A male painted bunting flew among the tallow trees and small palmettos between the dike and the river, while another male sang from farther down the dike. Just twenty yards ahead, a rice rat raced across the bare surface of the dike and dove into the thick edge. Excellent swimmers, rice rats thrive in this habitat, varying their diet of grasses and seeds in the summer with the occasional eggs and young of the marsh wrens busily singing from the tall grass of the impoundment. I covered about 250 yards of this dike quickly, the sun and the temperature now both a little higher. With this dike still stretching far ahead along the Ashepoo, I turned onto a shorter dike to the left, where a very vocal green heron popped out of the grass and into a solitary live oak growing on the dike's edge.
This short dike led me quickly to Off Island, where the road bends to the right through the pines. From here I could see the large white blooms of swamp rose mallow, towering above the isolated slough. I took a second road to the left and in minutes had at last arrived, after a brisk walk of about an hour and fifteen minutes.
A sea of golden cannas greeted me, their creamy yellow blooms on long flower stalks that rose from the light green foliage. Up close, I noted the asymmetrical three-petal shape of the flowers and the many unopened buds suggesting an extended period of bloom. The large, upright leaves felt cool to the touch and somewhat leathery.
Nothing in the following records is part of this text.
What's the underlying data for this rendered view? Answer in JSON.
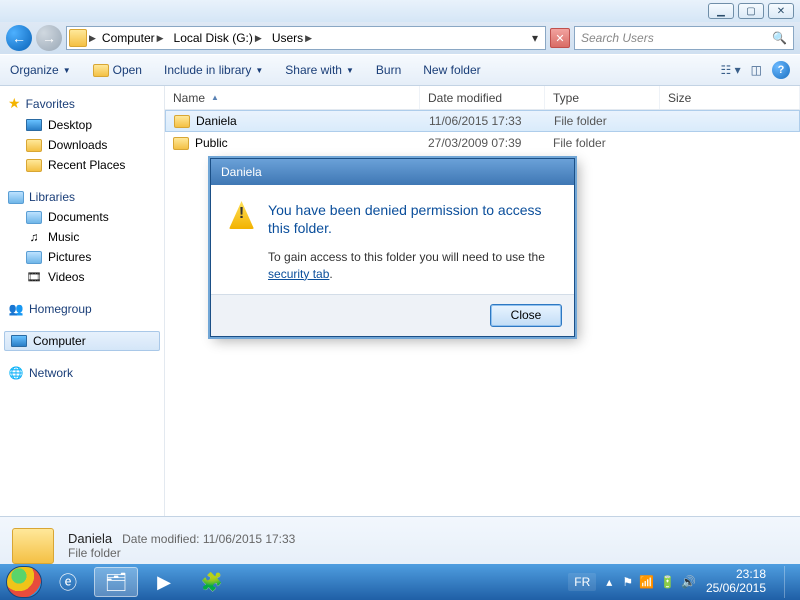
{
  "breadcrumb": {
    "root": "Computer",
    "disk": "Local Disk (G:)",
    "folder": "Users"
  },
  "search": {
    "placeholder": "Search Users"
  },
  "toolbar": {
    "organize": "Organize",
    "open": "Open",
    "include": "Include in library",
    "share": "Share with",
    "burn": "Burn",
    "newfolder": "New folder"
  },
  "columns": {
    "name": "Name",
    "date": "Date modified",
    "type": "Type",
    "size": "Size"
  },
  "rows": [
    {
      "name": "Daniela",
      "date": "11/06/2015 17:33",
      "type": "File folder",
      "selected": true
    },
    {
      "name": "Public",
      "date": "27/03/2009 07:39",
      "type": "File folder",
      "selected": false
    }
  ],
  "sidebar": {
    "favorites": "Favorites",
    "fav_items": [
      "Desktop",
      "Downloads",
      "Recent Places"
    ],
    "libraries": "Libraries",
    "lib_items": [
      "Documents",
      "Music",
      "Pictures",
      "Videos"
    ],
    "homegroup": "Homegroup",
    "computer": "Computer",
    "network": "Network"
  },
  "details": {
    "name": "Daniela",
    "date_label": "Date modified:",
    "date": "11/06/2015 17:33",
    "type": "File folder"
  },
  "dialog": {
    "title": "Daniela",
    "heading": "You have been denied permission to access this folder.",
    "body_pre": "To gain access to this folder you will need to use the ",
    "link": "security tab",
    "body_post": ".",
    "close": "Close"
  },
  "tray": {
    "lang": "FR",
    "time": "23:18",
    "date": "25/06/2015"
  }
}
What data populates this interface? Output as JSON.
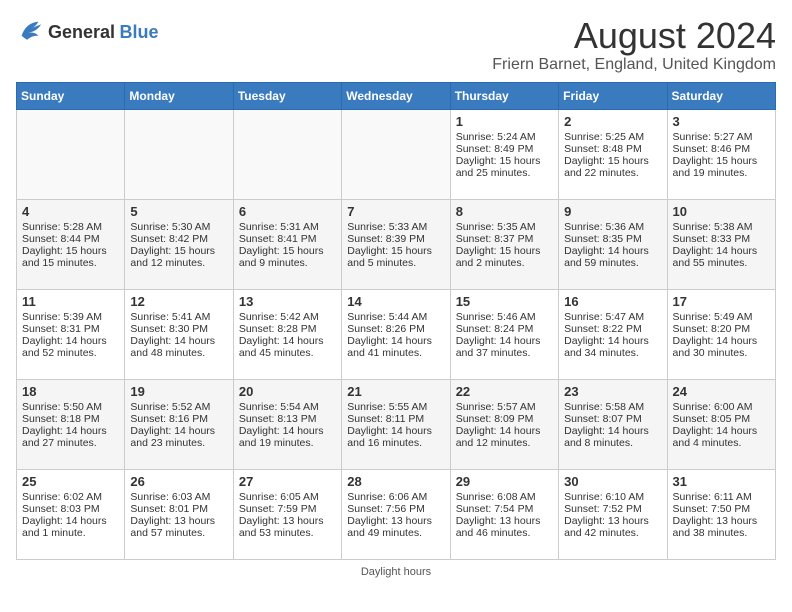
{
  "logo": {
    "general": "General",
    "blue": "Blue"
  },
  "title": "August 2024",
  "subtitle": "Friern Barnet, England, United Kingdom",
  "days_of_week": [
    "Sunday",
    "Monday",
    "Tuesday",
    "Wednesday",
    "Thursday",
    "Friday",
    "Saturday"
  ],
  "footer": "Daylight hours",
  "weeks": [
    [
      {
        "day": "",
        "content": ""
      },
      {
        "day": "",
        "content": ""
      },
      {
        "day": "",
        "content": ""
      },
      {
        "day": "",
        "content": ""
      },
      {
        "day": "1",
        "content": "Sunrise: 5:24 AM\nSunset: 8:49 PM\nDaylight: 15 hours and 25 minutes."
      },
      {
        "day": "2",
        "content": "Sunrise: 5:25 AM\nSunset: 8:48 PM\nDaylight: 15 hours and 22 minutes."
      },
      {
        "day": "3",
        "content": "Sunrise: 5:27 AM\nSunset: 8:46 PM\nDaylight: 15 hours and 19 minutes."
      }
    ],
    [
      {
        "day": "4",
        "content": "Sunrise: 5:28 AM\nSunset: 8:44 PM\nDaylight: 15 hours and 15 minutes."
      },
      {
        "day": "5",
        "content": "Sunrise: 5:30 AM\nSunset: 8:42 PM\nDaylight: 15 hours and 12 minutes."
      },
      {
        "day": "6",
        "content": "Sunrise: 5:31 AM\nSunset: 8:41 PM\nDaylight: 15 hours and 9 minutes."
      },
      {
        "day": "7",
        "content": "Sunrise: 5:33 AM\nSunset: 8:39 PM\nDaylight: 15 hours and 5 minutes."
      },
      {
        "day": "8",
        "content": "Sunrise: 5:35 AM\nSunset: 8:37 PM\nDaylight: 15 hours and 2 minutes."
      },
      {
        "day": "9",
        "content": "Sunrise: 5:36 AM\nSunset: 8:35 PM\nDaylight: 14 hours and 59 minutes."
      },
      {
        "day": "10",
        "content": "Sunrise: 5:38 AM\nSunset: 8:33 PM\nDaylight: 14 hours and 55 minutes."
      }
    ],
    [
      {
        "day": "11",
        "content": "Sunrise: 5:39 AM\nSunset: 8:31 PM\nDaylight: 14 hours and 52 minutes."
      },
      {
        "day": "12",
        "content": "Sunrise: 5:41 AM\nSunset: 8:30 PM\nDaylight: 14 hours and 48 minutes."
      },
      {
        "day": "13",
        "content": "Sunrise: 5:42 AM\nSunset: 8:28 PM\nDaylight: 14 hours and 45 minutes."
      },
      {
        "day": "14",
        "content": "Sunrise: 5:44 AM\nSunset: 8:26 PM\nDaylight: 14 hours and 41 minutes."
      },
      {
        "day": "15",
        "content": "Sunrise: 5:46 AM\nSunset: 8:24 PM\nDaylight: 14 hours and 37 minutes."
      },
      {
        "day": "16",
        "content": "Sunrise: 5:47 AM\nSunset: 8:22 PM\nDaylight: 14 hours and 34 minutes."
      },
      {
        "day": "17",
        "content": "Sunrise: 5:49 AM\nSunset: 8:20 PM\nDaylight: 14 hours and 30 minutes."
      }
    ],
    [
      {
        "day": "18",
        "content": "Sunrise: 5:50 AM\nSunset: 8:18 PM\nDaylight: 14 hours and 27 minutes."
      },
      {
        "day": "19",
        "content": "Sunrise: 5:52 AM\nSunset: 8:16 PM\nDaylight: 14 hours and 23 minutes."
      },
      {
        "day": "20",
        "content": "Sunrise: 5:54 AM\nSunset: 8:13 PM\nDaylight: 14 hours and 19 minutes."
      },
      {
        "day": "21",
        "content": "Sunrise: 5:55 AM\nSunset: 8:11 PM\nDaylight: 14 hours and 16 minutes."
      },
      {
        "day": "22",
        "content": "Sunrise: 5:57 AM\nSunset: 8:09 PM\nDaylight: 14 hours and 12 minutes."
      },
      {
        "day": "23",
        "content": "Sunrise: 5:58 AM\nSunset: 8:07 PM\nDaylight: 14 hours and 8 minutes."
      },
      {
        "day": "24",
        "content": "Sunrise: 6:00 AM\nSunset: 8:05 PM\nDaylight: 14 hours and 4 minutes."
      }
    ],
    [
      {
        "day": "25",
        "content": "Sunrise: 6:02 AM\nSunset: 8:03 PM\nDaylight: 14 hours and 1 minute."
      },
      {
        "day": "26",
        "content": "Sunrise: 6:03 AM\nSunset: 8:01 PM\nDaylight: 13 hours and 57 minutes."
      },
      {
        "day": "27",
        "content": "Sunrise: 6:05 AM\nSunset: 7:59 PM\nDaylight: 13 hours and 53 minutes."
      },
      {
        "day": "28",
        "content": "Sunrise: 6:06 AM\nSunset: 7:56 PM\nDaylight: 13 hours and 49 minutes."
      },
      {
        "day": "29",
        "content": "Sunrise: 6:08 AM\nSunset: 7:54 PM\nDaylight: 13 hours and 46 minutes."
      },
      {
        "day": "30",
        "content": "Sunrise: 6:10 AM\nSunset: 7:52 PM\nDaylight: 13 hours and 42 minutes."
      },
      {
        "day": "31",
        "content": "Sunrise: 6:11 AM\nSunset: 7:50 PM\nDaylight: 13 hours and 38 minutes."
      }
    ]
  ]
}
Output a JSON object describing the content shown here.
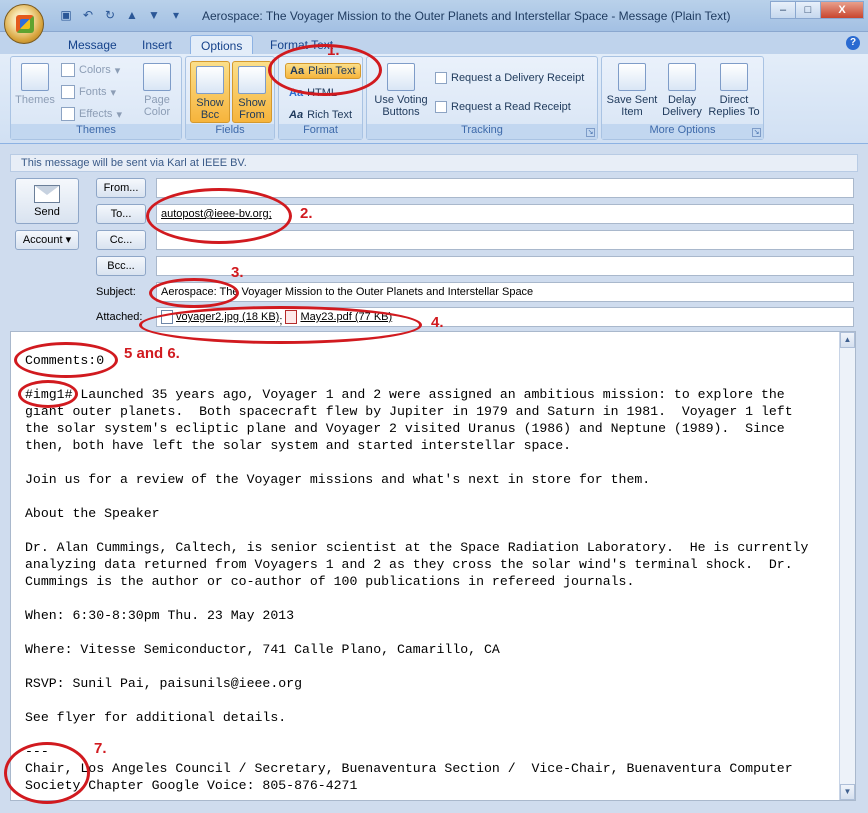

Packed tightly together, the cannas formed a pure stand that extended for perhaps a quarter-acre, the mallows dotting the edges. The ground, which had no doubt held water earlier in the year, now had dried completely. These unusual flowers may exist elsewhere on Bear Island, but I have never seen them and have only seldom seen golden cannas anywhere in South Carolina, and then in only small patches.
Other than the "whirr, whirr" of a red-headed woodpecker calling from atop a dead pine snag and the rapid drumming of a smaller downy woodpecker from across the slough, only a light breeze through the pines interrupted the morning stillness.
While I could have taken a somewhat longer, alternate route back to my vehicle, I decided to simply retrace my steps. Along the way I watched an osprey hovering above an impoundment and disturbed a six-foot alligator sunning on a grassy bank.
Bear Island, one of the top birdwatching spots in the state, hosts many more birds of a greater variety during the winter, but on this summer morning, in just a few hours, I saw or heard more than thirty species. By starting out just after dawn I avoided the heat and humidity of mid-day, and tolerated the yellow flies and mosquitoes as part of the experience. The result was a pleasant outing through interesting and varied habitats, combined with the satisfaction of seeing an unusual native wildflower in its natural environment, blooming in profusion.